It’s amazing what difference a month or so makes. Not long ago most of us were still doing a daily commute into our offices. Now our commute is from the kitchen to wherever we have set up our home office. A very short trip.
This situation is unprecedented in our lifetimes but the broader economic downturn we are experiencing is not. In fact, over the past 20 years, there have been two major market downturns that have significantly impacted the technology sector. They were the Dot-Com bust of 2000 – 2002 and the GFC in 2008 – 2010.
When I sat down to write this article I wanted to test a hypothesis that I have formed over the past few weeks. That is that the COVID-19 crisis is driving a short-lived, but significant structural change in the market for IT professionals. I jumped online to try to find some data to support this supposition but all the information I found was only up to mid-March when things were still buoyant and we hadn’t entered into lockdown. So the following is based on anecdotal evidence I have uncovered from both candidates and clients that I have spoken with over the past 4 weeks.
The first thing to note is that there are a lot of quality candidates on the market who weren’t there a month ago. I know this based on the increased number of new LinkedIn invitations that I have received and the volume of ad responses. Talking to candidates, it has become clear that the larger corporates have cancelled or put on hold a lot of technology projects which has resulted in a high number of staff from vendors and contractors being pushed into the market.
These candidates cover the full breadth of the SDLC from Project Managers through to Engineers and Testers. It would appear that these corporates are keen to try to retain their core IT workforce so the cuts seem to have focussed on external resources.
The number of opportunities in the market has also decreased, with Shortlist citing a 70% drop in Job Ads in April. Compare this to the LinkedIn end of March report, which highlighted a 17% increase in advertisements for Software Developers over the previous month. Demand from March to April has literally fallen off a cliff.
It’s still too early to determine the impact this oversupply will have on wages for IT professionals.
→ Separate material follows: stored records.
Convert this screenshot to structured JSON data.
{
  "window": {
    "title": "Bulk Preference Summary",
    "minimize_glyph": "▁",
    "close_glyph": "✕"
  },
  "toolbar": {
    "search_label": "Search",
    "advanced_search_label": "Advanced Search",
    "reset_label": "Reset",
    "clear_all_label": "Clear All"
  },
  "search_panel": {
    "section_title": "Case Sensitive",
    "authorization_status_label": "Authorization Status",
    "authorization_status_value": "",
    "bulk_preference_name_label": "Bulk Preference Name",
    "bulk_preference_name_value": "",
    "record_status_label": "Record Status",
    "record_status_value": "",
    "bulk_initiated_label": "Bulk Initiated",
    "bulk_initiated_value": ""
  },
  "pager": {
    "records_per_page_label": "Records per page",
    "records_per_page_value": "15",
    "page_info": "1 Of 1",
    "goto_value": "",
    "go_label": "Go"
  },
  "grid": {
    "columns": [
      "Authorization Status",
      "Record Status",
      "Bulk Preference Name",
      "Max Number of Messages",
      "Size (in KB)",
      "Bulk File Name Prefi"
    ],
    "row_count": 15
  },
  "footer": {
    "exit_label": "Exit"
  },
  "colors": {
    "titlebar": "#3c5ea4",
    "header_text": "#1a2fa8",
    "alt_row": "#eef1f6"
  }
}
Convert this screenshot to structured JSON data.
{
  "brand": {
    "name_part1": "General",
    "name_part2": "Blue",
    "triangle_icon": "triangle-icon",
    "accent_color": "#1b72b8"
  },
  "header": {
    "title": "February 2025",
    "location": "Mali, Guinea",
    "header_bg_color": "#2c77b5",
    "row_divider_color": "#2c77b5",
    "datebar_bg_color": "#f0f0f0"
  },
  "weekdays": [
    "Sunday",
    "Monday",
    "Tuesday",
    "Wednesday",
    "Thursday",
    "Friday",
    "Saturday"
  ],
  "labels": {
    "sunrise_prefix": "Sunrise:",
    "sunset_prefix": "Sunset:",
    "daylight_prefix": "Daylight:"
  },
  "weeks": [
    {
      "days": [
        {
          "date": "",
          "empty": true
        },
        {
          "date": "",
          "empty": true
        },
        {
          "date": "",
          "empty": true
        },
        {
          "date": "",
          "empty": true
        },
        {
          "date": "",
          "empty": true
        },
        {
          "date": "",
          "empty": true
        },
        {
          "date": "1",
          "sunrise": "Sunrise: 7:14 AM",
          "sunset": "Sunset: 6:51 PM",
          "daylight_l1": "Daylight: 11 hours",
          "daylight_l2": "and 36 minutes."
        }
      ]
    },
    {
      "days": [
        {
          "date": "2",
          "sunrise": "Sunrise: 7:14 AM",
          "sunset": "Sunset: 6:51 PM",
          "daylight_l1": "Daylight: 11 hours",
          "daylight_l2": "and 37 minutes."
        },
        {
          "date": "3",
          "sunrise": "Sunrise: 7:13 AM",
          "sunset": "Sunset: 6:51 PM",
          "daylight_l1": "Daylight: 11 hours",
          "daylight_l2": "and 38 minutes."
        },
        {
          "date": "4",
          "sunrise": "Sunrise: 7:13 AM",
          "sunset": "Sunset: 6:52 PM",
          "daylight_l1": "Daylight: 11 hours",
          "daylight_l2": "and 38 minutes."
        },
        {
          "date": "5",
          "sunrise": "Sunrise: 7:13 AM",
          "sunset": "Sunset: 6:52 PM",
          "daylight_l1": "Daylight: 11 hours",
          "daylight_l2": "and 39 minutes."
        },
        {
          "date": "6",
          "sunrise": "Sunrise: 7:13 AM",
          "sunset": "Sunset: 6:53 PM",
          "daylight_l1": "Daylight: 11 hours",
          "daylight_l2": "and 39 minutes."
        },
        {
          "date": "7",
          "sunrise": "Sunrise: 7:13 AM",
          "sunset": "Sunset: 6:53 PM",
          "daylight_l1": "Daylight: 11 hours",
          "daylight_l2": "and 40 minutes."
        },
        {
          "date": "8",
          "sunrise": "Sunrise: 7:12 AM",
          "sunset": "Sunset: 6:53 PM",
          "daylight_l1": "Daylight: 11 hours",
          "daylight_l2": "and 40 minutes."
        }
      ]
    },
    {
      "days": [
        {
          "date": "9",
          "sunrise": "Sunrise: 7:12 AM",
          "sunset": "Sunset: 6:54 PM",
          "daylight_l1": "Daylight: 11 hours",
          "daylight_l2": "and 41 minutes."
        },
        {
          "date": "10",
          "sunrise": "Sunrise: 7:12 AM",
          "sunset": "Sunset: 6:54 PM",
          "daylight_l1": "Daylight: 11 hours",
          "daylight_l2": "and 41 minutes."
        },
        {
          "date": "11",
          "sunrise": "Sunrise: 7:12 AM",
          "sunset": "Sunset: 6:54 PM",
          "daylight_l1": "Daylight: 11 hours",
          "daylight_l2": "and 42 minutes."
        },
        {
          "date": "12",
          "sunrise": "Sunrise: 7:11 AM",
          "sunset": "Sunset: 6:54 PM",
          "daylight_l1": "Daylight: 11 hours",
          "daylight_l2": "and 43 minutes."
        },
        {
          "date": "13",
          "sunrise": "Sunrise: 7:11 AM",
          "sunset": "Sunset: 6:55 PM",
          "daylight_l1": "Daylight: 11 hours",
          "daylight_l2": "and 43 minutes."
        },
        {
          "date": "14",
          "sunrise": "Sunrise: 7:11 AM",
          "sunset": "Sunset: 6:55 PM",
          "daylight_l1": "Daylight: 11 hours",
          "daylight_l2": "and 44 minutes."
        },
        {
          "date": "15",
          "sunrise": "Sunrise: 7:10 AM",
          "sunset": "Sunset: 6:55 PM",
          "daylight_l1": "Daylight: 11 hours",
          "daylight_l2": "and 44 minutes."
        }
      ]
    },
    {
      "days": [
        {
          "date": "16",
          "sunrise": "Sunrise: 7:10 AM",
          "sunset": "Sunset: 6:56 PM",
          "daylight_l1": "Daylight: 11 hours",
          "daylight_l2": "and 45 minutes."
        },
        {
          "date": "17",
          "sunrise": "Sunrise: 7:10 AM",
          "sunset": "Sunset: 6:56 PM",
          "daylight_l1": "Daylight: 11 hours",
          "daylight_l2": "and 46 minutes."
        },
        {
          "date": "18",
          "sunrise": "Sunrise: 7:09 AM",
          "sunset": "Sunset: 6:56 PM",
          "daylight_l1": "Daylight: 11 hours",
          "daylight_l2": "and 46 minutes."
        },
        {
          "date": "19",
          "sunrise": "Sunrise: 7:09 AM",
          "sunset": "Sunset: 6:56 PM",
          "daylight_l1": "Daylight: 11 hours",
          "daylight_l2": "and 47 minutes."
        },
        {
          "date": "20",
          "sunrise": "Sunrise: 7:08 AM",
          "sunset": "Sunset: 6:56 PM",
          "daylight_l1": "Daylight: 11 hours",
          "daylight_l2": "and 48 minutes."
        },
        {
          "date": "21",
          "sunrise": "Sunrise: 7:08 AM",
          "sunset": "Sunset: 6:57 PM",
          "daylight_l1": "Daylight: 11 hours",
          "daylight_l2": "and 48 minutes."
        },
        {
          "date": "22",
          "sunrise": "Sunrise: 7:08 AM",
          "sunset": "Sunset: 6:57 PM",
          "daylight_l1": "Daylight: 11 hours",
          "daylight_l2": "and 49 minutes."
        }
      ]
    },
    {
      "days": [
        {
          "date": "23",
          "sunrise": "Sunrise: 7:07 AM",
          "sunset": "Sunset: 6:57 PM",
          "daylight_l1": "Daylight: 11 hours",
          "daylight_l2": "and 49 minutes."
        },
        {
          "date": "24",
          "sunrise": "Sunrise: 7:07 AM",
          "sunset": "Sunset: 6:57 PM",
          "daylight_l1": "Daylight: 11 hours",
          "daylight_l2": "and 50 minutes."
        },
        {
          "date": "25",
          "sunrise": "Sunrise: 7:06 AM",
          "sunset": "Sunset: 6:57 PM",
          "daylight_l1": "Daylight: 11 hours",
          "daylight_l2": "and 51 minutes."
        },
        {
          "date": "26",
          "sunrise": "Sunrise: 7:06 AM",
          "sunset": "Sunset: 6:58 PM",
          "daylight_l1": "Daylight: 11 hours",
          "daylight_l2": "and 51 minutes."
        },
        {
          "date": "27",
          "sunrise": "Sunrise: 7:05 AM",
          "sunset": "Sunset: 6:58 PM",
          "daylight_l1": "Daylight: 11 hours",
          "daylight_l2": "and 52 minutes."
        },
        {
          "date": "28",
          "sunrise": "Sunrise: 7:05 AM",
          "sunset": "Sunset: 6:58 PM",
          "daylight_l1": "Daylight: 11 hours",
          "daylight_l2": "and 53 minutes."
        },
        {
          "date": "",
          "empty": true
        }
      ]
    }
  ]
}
But based on previous recessionary events (Dot Com Bubble Burst and GFC) it is expected that permanent salaries will plateau and contract rates will decrease. This presents a significant opportunity for ScaleUp and Mid-tier Technology businesses. One of the key issues that I have experienced when recruiting in the professional services and ScaleUp segments has been that my greatest competition for candidates has been my client’s customers! In many cases, I have lost good candidates to offers from large corporates, particularly in the banking and financial services sectors, who were offering salary packages significantly above what some of my clients could pay. I don’t see this being the case in the short term as most large corporates don’t seem to be actively recruiting.
However, the medium to long term trends in the Australian technology markets are still that there will be a shortfall of 100,000 IT professionals by 2024 (Deloitte Digital Pulse). What this means is that once the market comes back the excess supply will be absorbed very quickly and I believe that we will be back to pre-COVID-19 crisis talent challenges within 6 months.
So what is the opportunity that the current situation presents to ScaleUp and mid-tier technology businesses? Firstly, this is a “window” of opportunity. Prior to the current crisis, there was a supply shortage of quality technology talent but there wasn’t necessarily a shortage of talent. They were just all gainfully employed. The current situation has just released a volume of candidates onto the market who, if everything had remained the same, would not have been considering a role change.
So how long will this window of opportunity be? Mark O’Connor, from Preceptor, who is a veteran of the past two significant recessions believes that it will be 4 – 6 weeks before things start to pick up. Based on what the Prime Minister, Scott Morrisson, advised on the 17th of April, the minimum amount of time before restrictions may be eased is 4 weeks. Allowing for a lag between this and an increase in economic activity I would say the window is 3 – 6 months. The key factor will be when the corporates turn the projects tap back on and the large professional services firms need to ramp up their consulting stocks.
The key question then is, how do you make the most of this situation? I don’t propose that you rush out and hire all of the available talent, however, there are a number of things you can look at to position yourself favourably for when you can hire, such as;
- Review your current recruitment practices. Are there things that you have been doing that have not been adding value, and even may have been detracting from candidate experience?
- Are you clear on where the capability gaps you have within your current team are?
- Do you have a considered and articulated Employer brand supported by role-specific Employee Value Propositions?
- Are your team leaders and managers comfortable and competent with recruiting?
- Are you leveraging technology as well as you can?
- Do you have a plan and supporting processes to establish relationships with the talent you may want to attract and hire in the future?
If you can identify what talent you need, establish an initial relationship with them and have an effective and efficient recruitment process in place you could be in a prime position to take advantage of a once in a decade talent market opportunity.
Scott is a Senior Consultant at Crew Talent Advisory. He is a veteran of the two big tech recessions. He works with StartUp and mid-tier technology lead businesses to develop and run their internal recruitment capability so that they can compete for quality talent.